• Natural Gas News

    EC defends Opal Capacity Decision



The EC’s Maros Sefcovic disclosed the thinking behind the decision to lift the conditional ban on Opal's capacity, when addressing the Tatra Summit Oct 28.

by: John Roberts

Posted in:

Natural Gas & LNG News, Security of Supply, Energy Union, Corporate, Import/Export, Political, Ministries, Regulation, Infrastructure, Pipelines, OPAL, News By Country, EU, Czech Republic, Germany, Russia

EC defends Opal Capacity Decision

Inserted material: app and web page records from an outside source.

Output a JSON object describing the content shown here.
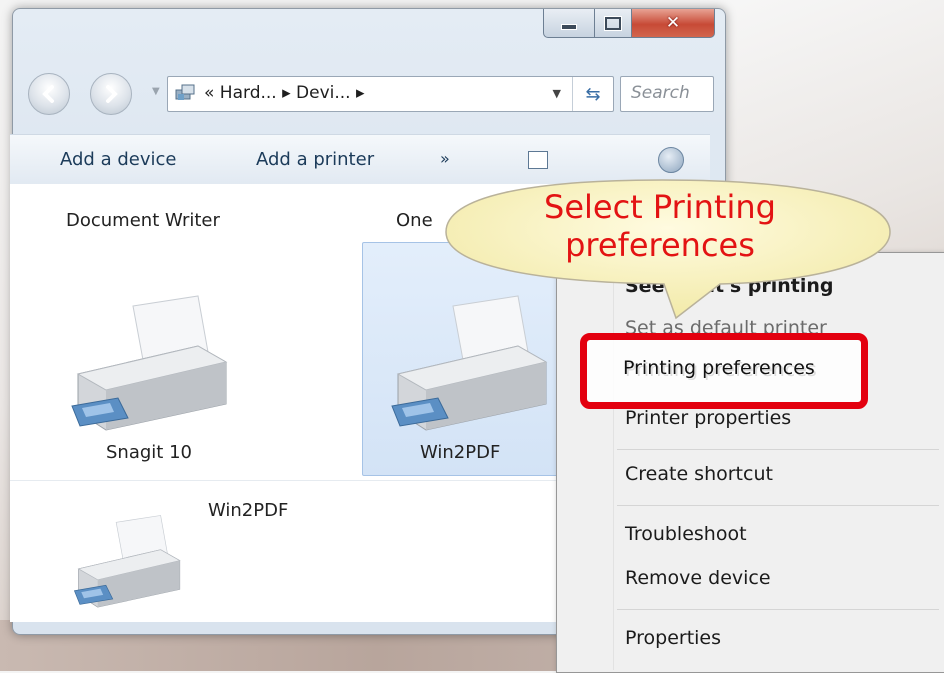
{
  "window": {
    "minimize_icon": "minimize-icon",
    "maximize_icon": "maximize-icon",
    "close_icon": "close-icon"
  },
  "nav": {
    "back_icon": "back-arrow-icon",
    "forward_icon": "forward-arrow-icon",
    "address_text": "« Hard... ▸ Devi... ▸",
    "search_placeholder": "Search"
  },
  "toolbar": {
    "add_device": "Add a device",
    "add_printer": "Add a printer",
    "more": "»"
  },
  "content": {
    "labels": {
      "document_writer": "Document Writer",
      "onenote_partial": "One",
      "snagit": "Snagit 10",
      "win2pdf_selected": "Win2PDF",
      "win2pdf_second": "Win2PDF"
    }
  },
  "callout": {
    "line1": "Select Printing",
    "line2": "preferences"
  },
  "menu": {
    "items": [
      {
        "label": "See what's printing",
        "bold": true
      },
      {
        "label": "Set as default printer"
      },
      {
        "label": "Printing preferences"
      },
      {
        "label": "Printer properties"
      },
      {
        "label": "Create shortcut"
      },
      {
        "label": "Troubleshoot"
      },
      {
        "label": "Remove device"
      },
      {
        "label": "Properties"
      }
    ]
  },
  "colors": {
    "callout_text": "#e31313",
    "highlight_border": "#e3000f"
  }
}
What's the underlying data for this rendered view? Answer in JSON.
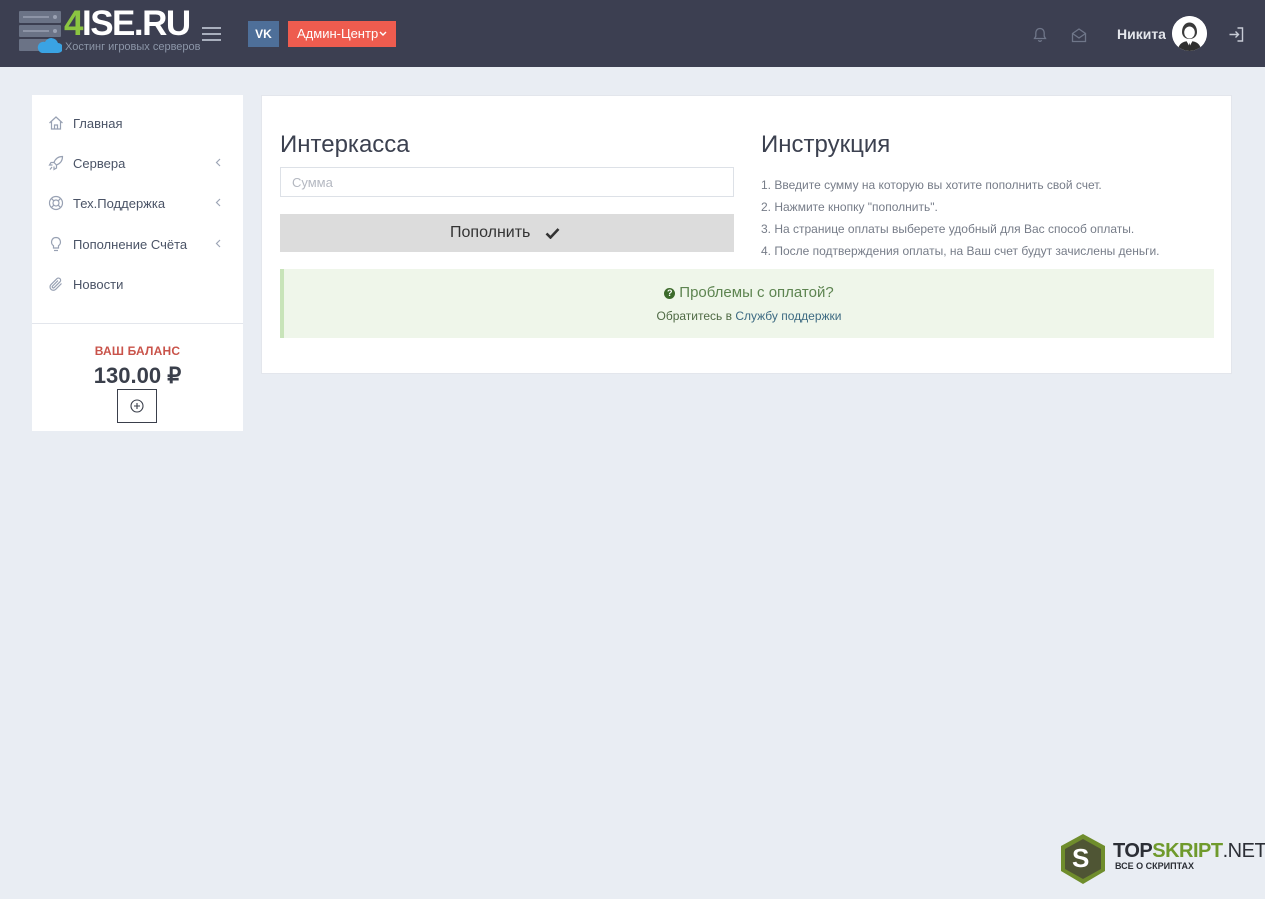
{
  "header": {
    "logo": {
      "brand_prefix": "4",
      "brand_rest": "ISE.RU",
      "tagline": "Хостинг игровых серверов"
    },
    "vk_label": "VK",
    "admin_label": "Админ-Центр",
    "user_name": "Никита",
    "colors": {
      "background": "#3c3f51",
      "admin_button": "#ee5c4f",
      "vk_button": "#4e6f99",
      "logo_accent": "#8bc541"
    }
  },
  "sidebar": {
    "items": [
      {
        "label": "Главная",
        "icon": "home-icon",
        "has_submenu": false
      },
      {
        "label": "Сервера",
        "icon": "rocket-icon",
        "has_submenu": true
      },
      {
        "label": "Тех.Поддержка",
        "icon": "lifebuoy-icon",
        "has_submenu": true
      },
      {
        "label": "Пополнение Счёта",
        "icon": "lightbulb-icon",
        "has_submenu": true
      },
      {
        "label": "Новости",
        "icon": "paperclip-icon",
        "has_submenu": false
      }
    ],
    "balance": {
      "label": "ВАШ БАЛАНС",
      "value": "130.00 ₽"
    }
  },
  "main": {
    "form": {
      "title": "Интеркасса",
      "amount_placeholder": "Сумма",
      "amount_value": "",
      "submit_label": "Пополнить"
    },
    "instructions": {
      "title": "Инструкция",
      "steps": [
        "1. Введите сумму на которую вы хотите пополнить свой счет.",
        "2. Нажмите кнопку \"пополнить\".",
        "3. На странице оплаты выберете удобный для Вас способ оплаты.",
        "4. После подтверждения оплаты, на Ваш счет будут зачислены деньги."
      ]
    },
    "alert": {
      "title": "Проблемы с оплатой?",
      "text_prefix": "Обратитесь в",
      "link_label": "Службу поддержки"
    }
  },
  "watermark": {
    "letter": "S",
    "name_a": "TOP",
    "name_b": "SKRIPT",
    "name_c": ".NET",
    "tagline": "ВСЕ О СКРИПТАХ"
  }
}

The EU’s most senior energy official Maros Sefcovic disclosed the thinking behind the decision to lift the conditional ban on the other half of the capacity of the Opal line when addressing the Tatra Summit organised by Slovakia’s Globsec think-tank October 28, meaning Gazprom may now use up to 80% of the capacity.

He said the aim was to ensure supply diversity for the Czech Republic – and that it would not detract from the EC’s drive to ensure the continuation of gas supplies from Russia across Ukraine once Gazprom’s transit arrangements with Ukraine come to an end in 2019.

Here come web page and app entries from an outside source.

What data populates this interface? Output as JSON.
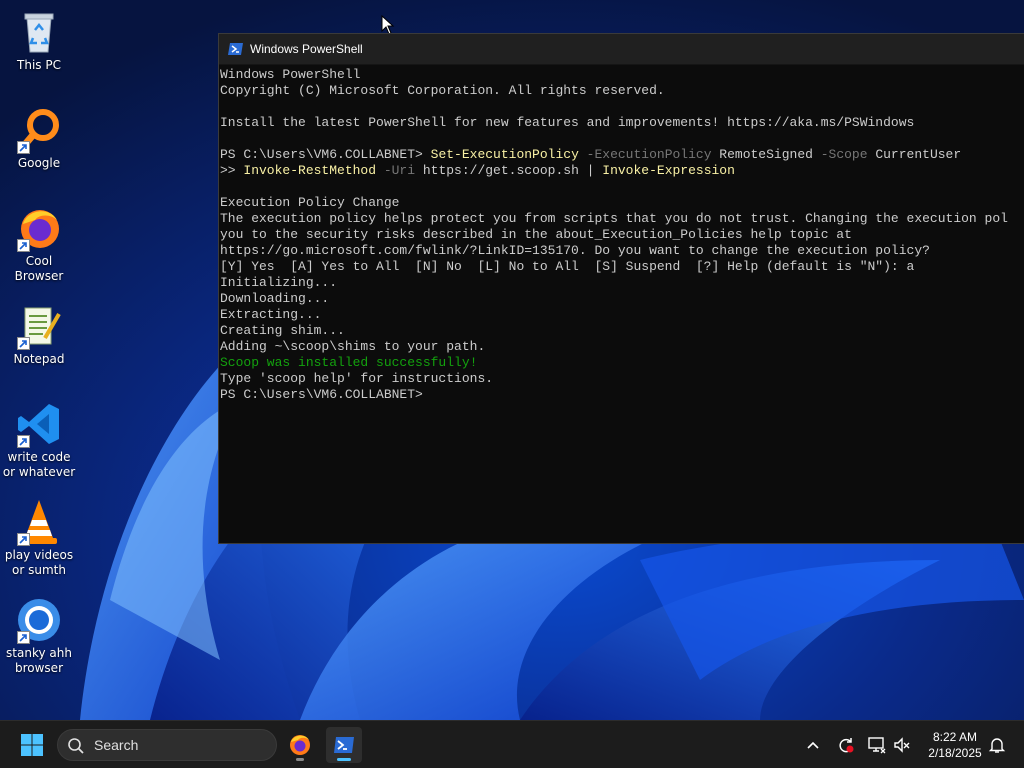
{
  "desktop": {
    "icons": [
      {
        "label": "This PC",
        "icon": "recycle-bin-icon"
      },
      {
        "label": "Google",
        "icon": "magnifier-icon"
      },
      {
        "label": "Cool Browser",
        "icon": "firefox-icon"
      },
      {
        "label": "Notepad",
        "icon": "notepad-icon"
      },
      {
        "label": "write code or whatever",
        "icon": "vscode-icon"
      },
      {
        "label": "play videos or sumth",
        "icon": "vlc-icon"
      },
      {
        "label": "stanky ahh browser",
        "icon": "chrome-icon"
      }
    ]
  },
  "window": {
    "title": "Windows PowerShell",
    "console": {
      "header1": "Windows PowerShell",
      "header2": "Copyright (C) Microsoft Corporation. All rights reserved.",
      "install_msg": "Install the latest PowerShell for new features and improvements! https://aka.ms/PSWindows",
      "prompt1": "PS C:\\Users\\VM6.COLLABNET> ",
      "cmd1": "Set-ExecutionPolicy",
      "p1": " -ExecutionPolicy",
      "v1": " RemoteSigned",
      "p2": " -Scope",
      "v2": " CurrentUser",
      "cont": ">> ",
      "cmd2": "Invoke-RestMethod",
      "p3": " -Uri",
      "v3": " https://get.scoop.sh | ",
      "cmd3": "Invoke-Expression",
      "policy_title": "Execution Policy Change",
      "policy1": "The execution policy helps protect you from scripts that you do not trust. Changing the execution pol",
      "policy2": "you to the security risks described in the about_Execution_Policies help topic at",
      "policy3": "https://go.microsoft.com/fwlink/?LinkID=135170. Do you want to change the execution policy?",
      "policy4": "[Y] Yes  [A] Yes to All  [N] No  [L] No to All  [S] Suspend  [?] Help (default is \"N\"): a",
      "out1": "Initializing...",
      "out2": "Downloading...",
      "out3": "Extracting...",
      "out4": "Creating shim...",
      "out5": "Adding ~\\scoop\\shims to your path.",
      "success": "Scoop was installed successfully!",
      "out6": "Type 'scoop help' for instructions.",
      "prompt2": "PS C:\\Users\\VM6.COLLABNET>"
    }
  },
  "taskbar": {
    "search_placeholder": "Search",
    "apps": [
      "firefox-icon",
      "powershell-icon"
    ],
    "time": "8:22 AM",
    "date": "2/18/2025"
  },
  "colors": {
    "console_bg": "#0c0c0c",
    "command": "#f9f1a5",
    "parameter": "#767676",
    "success": "#13a10e",
    "accent": "#4cc2ff"
  }
}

The EC’s Vice President for Energy Union began by saying that when the first Nord Stream line was being built six years ago, the EC offered Gazprom 100% exemption of Opal, provided it would agree to a gas release programme of 3bn m³/yr. However, he said, “They didn’t do it.” As a result, a tough regime was imposed under which Gazprom could have an exemption for just 50% but with the other 50% subject to continued regulation.

Maros Sefcovic

(Credit: EC)

In May 2016, the German network regulator Bundesnetzagentur (BNA) notified the EC that it was recommending that the remaining half be made available to any prospective supplier, including Gazprom. Once the BNA had made its recommendation, Sefcovic continued, the EC had three options, all with legal consequences.

First, he said, “We could not act, we could not react; (then), the regime the German regulator proposed would be automatically deemed adopted;

“Second, we could refuse, but on very shaky legal grounds which we are pretty sure would be challenged successfully in the courts;

“Or we could propose a better solution, and this is exactly what we did, and we proposed a solution which is opening for the first time this pipeline to third parties, so that for the first time 20% would be open to third parties.”

What this meant, he added, was that if 20% of the gas were to come from third parties, then this would amount to 60% of Czech consumption… Under the circumstances, we adopted the best possible solution.”

He then added that he had heard press reports that this decision was directly to the detriment of the Ukraine transit route and to Poland’s Yamal transit route. 


John Roberts

For more, please see the forthcoming issue of Natural Gas World, published November 2